“We had a six week check with a neonatal doctor, online because of Covid, just to check she was developing properly. She had no complications or anything like that. Then I had a follow-up with maternity, to see how I was doing and how my husband is doing.” 

Raising awareness 

Khyle has urged people to support Crosshouse Children’s Fund after her experience. 

“It’s so important to raise awareness of it. Before Pennie was in NICU, I had no idea the amount of time and money that goes into looking after a baby. 


“Letting people know what goes into that is so important. The amount of care and attention she got was unbelievable. 

“None of my friends had babies so they didn’t understand either. To raise money to make things easier for families is a great thing to do. I don’t think people understand what goes into caring for tiny babies.” 

Thankfully, Pennie is still doing great six months on, and Khyle has some advice for any worried mums of premature babies: 

“She is just over six months and is doing fabulous now. You would have never known she was early. 

“My advice is listen to the nurses, listen to the doctors – they know exactly what they’re doing. We were desperate to get Pennie home but the best thing for her was to be in there. 

“We thought Pennie was going to be out in a few days but it was two weeks. In the grand scheme of things, though, that’s absolutely nothing. 

“Don’t get hung up on the time they’re in, just think of the fact they are going to be better.” 

Baby Pennie

Highest compliment 

There’s one last admission from Khyle, perhaps her most telling endorsement of the expert care at Crosshouse. 

“The only thing I would add is that I live in Glasgow, but if I have another baby, we want to come out to Kilmarnock to have it and be in Crosshouse.
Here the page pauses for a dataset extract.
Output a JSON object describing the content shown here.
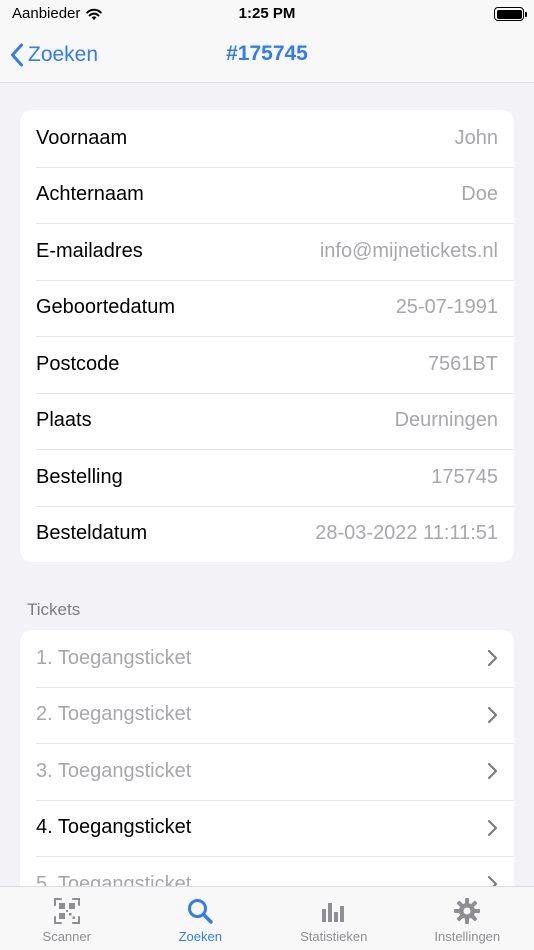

It’s just such a special place. 

“I wouldn’t mind the travelling and dad wouldn’t mind either, and I’ve told all my friends that too.”